In Tuesday's post "Google Ventures' next big bet: Weather insurance (GOOG)" I said:
We had a few mentions of WeatherBill early in this blog's life but I couldn't figure out how to make money off their output, it looks like a product made for selling, not for buying....I purloined the "product made for selling, not for buying" bit from an insurance man who evaluated every insurance product on the basis of whether he would use it to insure his own business or if he would underwrite it for his agents to sell. A very handy mental map. You'll see why that line came to mind in this post from Greentech:
The startup says it will help farmers insure against bad weather.
WeatherBill says it will use probability to insure farmers against the unexpected.
The question now is which side -- certainty or chaos -- will win.
The company, which received a $42 million injection from Google Ventures, Khosla Ventures, NEA and others today, has produced a product called Total Weather Insurance.
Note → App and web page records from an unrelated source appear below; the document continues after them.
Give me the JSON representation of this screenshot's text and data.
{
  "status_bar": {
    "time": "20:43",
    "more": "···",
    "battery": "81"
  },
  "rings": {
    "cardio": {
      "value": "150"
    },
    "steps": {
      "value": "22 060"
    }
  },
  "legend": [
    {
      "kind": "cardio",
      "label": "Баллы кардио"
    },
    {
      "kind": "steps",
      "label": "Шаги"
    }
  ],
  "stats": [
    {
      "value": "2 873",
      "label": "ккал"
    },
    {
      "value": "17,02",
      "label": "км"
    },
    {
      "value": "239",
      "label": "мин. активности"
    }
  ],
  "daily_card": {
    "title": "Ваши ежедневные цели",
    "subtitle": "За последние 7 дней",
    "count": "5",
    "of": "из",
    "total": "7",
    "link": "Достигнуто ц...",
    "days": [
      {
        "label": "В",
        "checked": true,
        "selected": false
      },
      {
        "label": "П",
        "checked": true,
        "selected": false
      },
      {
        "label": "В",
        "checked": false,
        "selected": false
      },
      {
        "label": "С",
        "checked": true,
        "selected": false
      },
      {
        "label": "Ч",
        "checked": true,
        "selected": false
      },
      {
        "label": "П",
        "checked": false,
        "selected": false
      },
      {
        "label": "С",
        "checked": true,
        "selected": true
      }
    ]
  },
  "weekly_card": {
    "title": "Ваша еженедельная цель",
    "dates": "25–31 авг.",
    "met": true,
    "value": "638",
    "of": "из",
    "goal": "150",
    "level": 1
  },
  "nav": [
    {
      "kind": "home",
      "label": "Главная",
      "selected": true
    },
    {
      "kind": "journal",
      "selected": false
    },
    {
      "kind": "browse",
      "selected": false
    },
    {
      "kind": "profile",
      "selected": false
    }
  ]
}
In a nutshell, it exploits the magic of probabilistic computing, the underlying technology of Google and other search engines, to predict weather patterns and help farmers plan accordingly.
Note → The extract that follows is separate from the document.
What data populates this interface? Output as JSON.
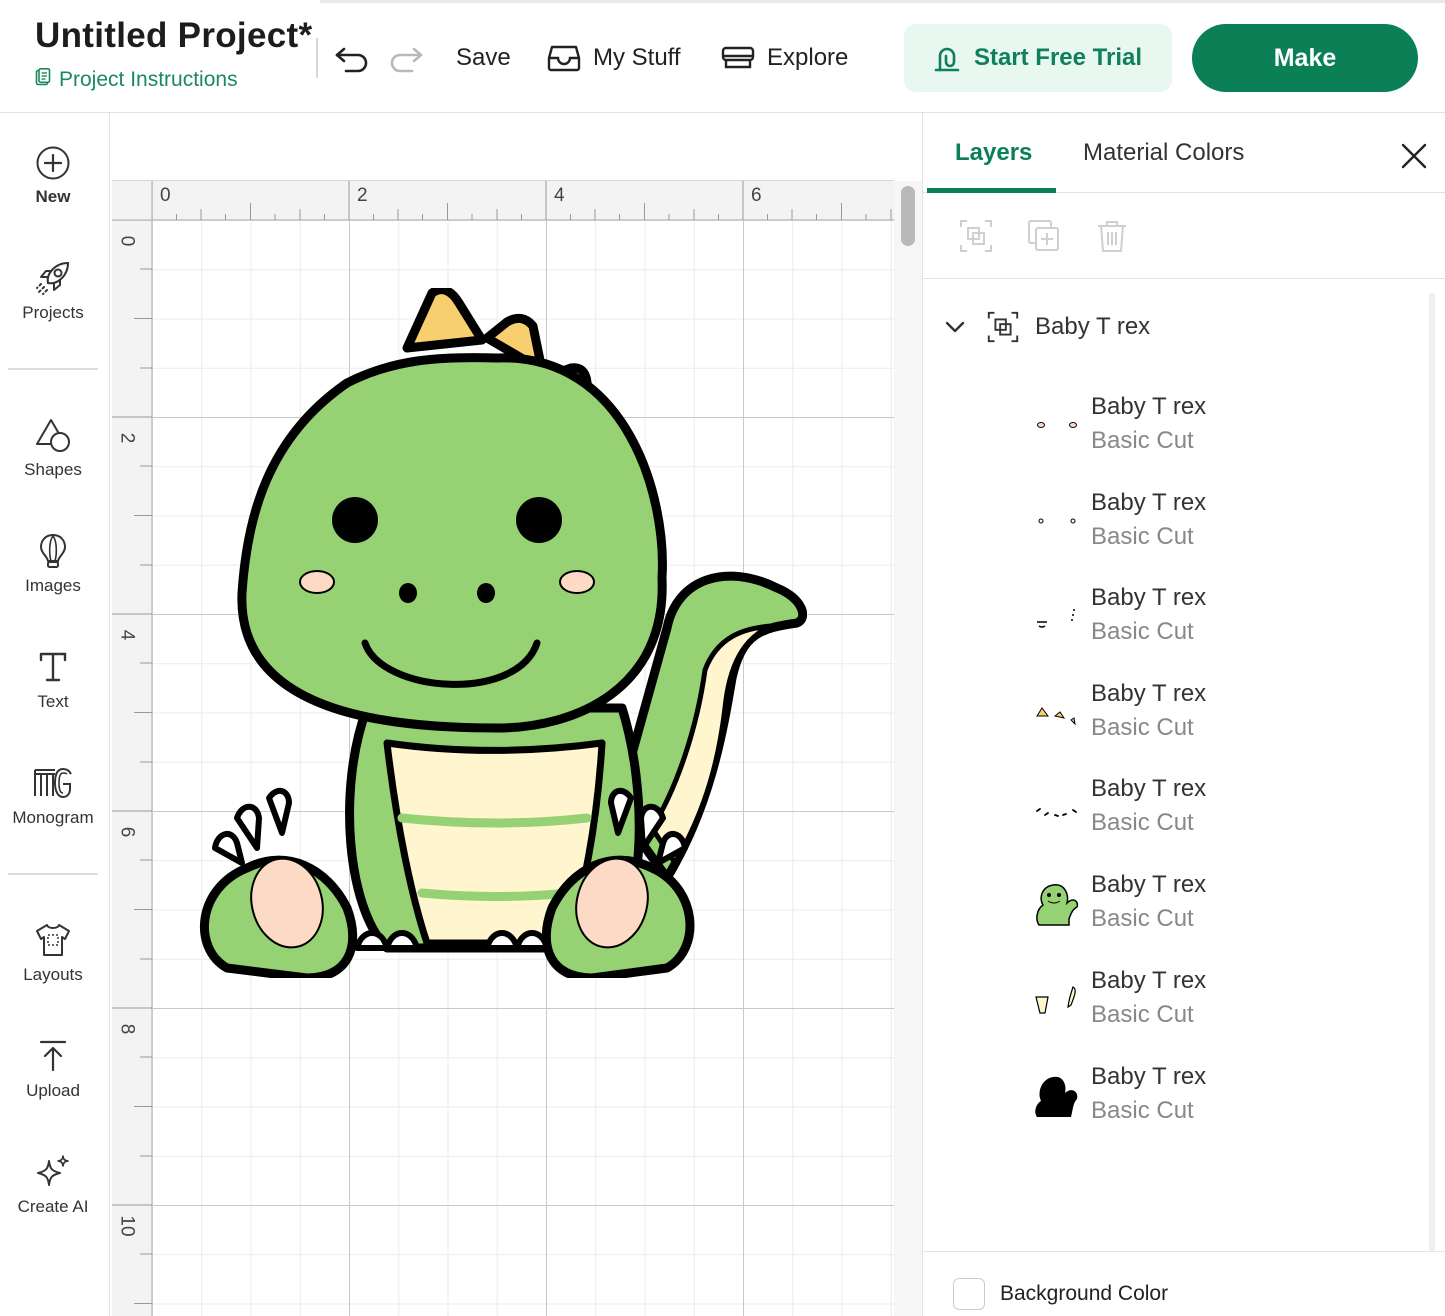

The company's algorithms continually examine streams of incoming weather data, past history, local conditions and other factors to devise a personalized insurance policy for a farmer. Then, if the farmer experiences unusual amounts of rain or snow, or a lengthy drought, WeatherBill pays the claim automatically. (Last year we predicted Google would shift its green investments toward technologies that took advantage of its expertise in probability.) Founders David Friedberg and Siraj Khaliq came from Google.
The company charges $15 to $75 per acre per policy. Here's an example of how it might work. Let's say a farmer buys drought coverage for $10 an acre for the month of July. The farmer under this policy might get $100 per acre if rainfall is 2.31 inches less than normal, and $50 an acre if it is 1.15 inches less than normal. Premiums are calculated on the likelihood of loss. But what if nothing bad happens: the accumulation of those premium payments indicates why WeatherBill opts to be an insurer rather than a company that provides weather forecasting and planning services.
“Nine years ago we had a very dry growing season in rural Ohio. A year later we experienced 14 inches of rain in 10 days. The flip flop of weather from one year to the next is the biggest challenge farmers face,” said Steve Wolters, a farmer growing corn, soybean and wheat in Celina, Ohio in a prepared statement. “It makes sense to me to take advantage of WeatherBill’s automated weather insurance programs that pinpoint the weather conditions expected to affect my land and pay me if they happen."
Insurance, of course, is a cash cow. The millions of acres controlled by large agribusiness firms mean that the market potential is huge. How many times have you collected on your homeowner's policy or auto policy? Warren Buffett made a substantial portion of his fortune through insurance. When I practiced law, I felt I could have done my job more efficiently if I owned a parrot that was trained to say, 'Coverage denied.'
Traditional insurance, however, avoids assuming one type of risk like the plague: acts of God, otherwise known as earthquakes, lighting, tornadoes and bad weather. WeatherBill assumes some of these risks. The company also notes that 90 percent of crop losses around the world are caused by inclement weather. And the recent droughts in Ukraine and floods in Australia underscore that weather is getting wackier as the climate changes....MORE including some sharp comments.That last sentence is troubling because:
a) "Wackiness" is the exact opposite of what insurers look for, it reduces them to being just another punter on one side or the other of a bet.
b) Not even AGW-rabid climatologists are claiming that the weather in 2010 is the result of the 7/10 degree C rise in average world temperature over the last century. At most an actual scientist might pitch the line that "X" weather is "consistent with" some model or other.
c) In the case of the Russian/Ukraine heat wave of last summer NOAA a seriously AGW bunch said:
...The Russian heat wave of 2010 has been an extreme and abrupt event. The July heat did not simply follow on the heals of a sequence of progressively warmer summers over recent decades, but stands out as a discrete event that is reminiscent of the often sharp year-to-year swings in this region's July surface temperatures during the last 130 years. In many ways,the heat wave is a "black swan" event in that it is well beyond the normal expectations in the instrumental record....The part between the ellipses is worth a read.
....Despite this strong evidence for a warming planet, greenhouse gas forcing fails to explain the 2010 heat wave over western Russia. The natural process of atmospheric blocking, and the climate impacts induced by such blocking, are the principal cause for this heat wave. It is not known whether, or to what exent, greenhouse gas emissions may affect the frequency or intensity of blocking during summer. It is important to note that observations reveal no trend in a daily frequency of July blocking over the period since 1948, nor is there an appreciable trend in the absolute values of upper tropospheric summertime heights over western Russia for the period since 1900.....
And contrary to what some were saying last August the Pakistani floods were probably weather not climate.
See "Rogue storm system caused Pakistan floods that left millions homeless" at EurekAlert.
So if you are paying insurance premiums based on global warming, whether to WeatherBill or the more sophisticated marketers at MunichRe, you may be violating M*A*S*H's Radar O'Reilly's first rule of poker:
"When I lose I like to know why."